U. to side with UT-Austin in affirmative action case
As the Supreme Court plans to hear a major affirmative action case this spring, the University will continue to express support for the consideration of race in the admissions process, officials said.
The Court decided last Tuesday to review the case of Fisher v. Texas, in which Abigail Fisher, a white student, claimed to be denied admission to the University of Texas at Austin because of her race. Fisher filed a lawsuit for alleged racial discrimination. This is the third time the nation’s highest court has decided to hear a case on affirmative action.
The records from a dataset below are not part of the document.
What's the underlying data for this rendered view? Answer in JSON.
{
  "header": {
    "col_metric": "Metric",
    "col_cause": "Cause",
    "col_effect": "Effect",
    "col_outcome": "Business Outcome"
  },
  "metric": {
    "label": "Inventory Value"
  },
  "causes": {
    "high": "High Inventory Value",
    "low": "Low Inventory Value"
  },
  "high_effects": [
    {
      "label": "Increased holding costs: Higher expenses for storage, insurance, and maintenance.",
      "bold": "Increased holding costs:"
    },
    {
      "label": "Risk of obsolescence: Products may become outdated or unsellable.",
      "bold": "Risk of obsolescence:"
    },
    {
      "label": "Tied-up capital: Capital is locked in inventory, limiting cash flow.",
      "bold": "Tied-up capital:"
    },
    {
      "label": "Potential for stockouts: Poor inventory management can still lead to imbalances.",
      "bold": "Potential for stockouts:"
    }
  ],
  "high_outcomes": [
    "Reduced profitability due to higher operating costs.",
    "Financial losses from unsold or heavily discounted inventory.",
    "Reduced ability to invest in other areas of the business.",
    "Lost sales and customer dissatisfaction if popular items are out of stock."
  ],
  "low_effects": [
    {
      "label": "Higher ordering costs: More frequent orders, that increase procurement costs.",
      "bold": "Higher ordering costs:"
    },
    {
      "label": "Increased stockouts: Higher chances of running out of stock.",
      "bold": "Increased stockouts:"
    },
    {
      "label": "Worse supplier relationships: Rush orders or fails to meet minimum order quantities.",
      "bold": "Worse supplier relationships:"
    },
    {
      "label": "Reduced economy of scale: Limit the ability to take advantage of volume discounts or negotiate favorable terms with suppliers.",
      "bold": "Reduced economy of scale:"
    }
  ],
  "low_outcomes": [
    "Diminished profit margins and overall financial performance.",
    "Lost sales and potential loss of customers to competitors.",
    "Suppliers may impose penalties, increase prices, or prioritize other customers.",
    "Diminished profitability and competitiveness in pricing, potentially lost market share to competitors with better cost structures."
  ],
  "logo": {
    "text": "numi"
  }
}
The court last evaluated the use of race in admissions in 2003.
University General Counsel Peter McDonough said that Princeton will support the University of Texas in the case and will consider filing a supportive testimony.
"I certainly expect that we will be in discussion with our higher education colleagues and peers regarding submitting a friend of the court brief in the Fisher case," McDonough said. "We will be as attentive and involved as we can be in support of the U. of Texas and other members of the university communities in preparing a persuasive explanation for the court," he added.
In the two prior affirmative action cases in 1978 and 2003, the University also filed amicus curiae briefs to the Supreme Court. During the case nine years ago, the University’s brief was submitted in conjunction with Harvard, Brown, University of Chicago, Duke, University of Pennsylvania and Yale.
The University currently considers race in college admissions.
"Our admission practice takes race into account as a plus factor in a process that evaluates each applicant individually and weighs the capacity of each to contribute to the class, the institution and society,” University Spokesperson Martin Mbugua explained.
Even though Princeton is a private university, it would have to comply with federal laws regarding discrimination under Title VI of the Civil Rights Act of 1964 because it receives federal funding.
The University’s co-written amicus brief from 2003 stressed that race or ethnicity was only “one among many factors” in admissions and was not decisive.
The note continued to explain that to overturn the 1978 ruling “would trigger wrenching disruption" and that to prohibit the consideration of race in admissions would “[replace] the benefits of competition, experimentation and heterogeneity with the dead hand of a stifling uniformity."
According to an upcoming article in the Chronicle of Higher Education, the Supreme Court is not expecting to come to the same decision it did in 2003 when it upheld the University of Michigan Law School’s supporting the use of race in admissions. Former Justice Sandra Day O’Connor was the swing vote in the 5–4 decision. The swing vote for the court is now expected to be Justice Anthony Kennedy.
According to the Chronicle, Justice Elena Kagan ’81 has recused herself from the case due to a potential conflict of interest. Prior to her appointment to the court, Kagan served as the Dean of Harvard Law School. The absence of Kagan, who is considered sympathetic to this issue, leaves open the possibility of a tied decision by the court.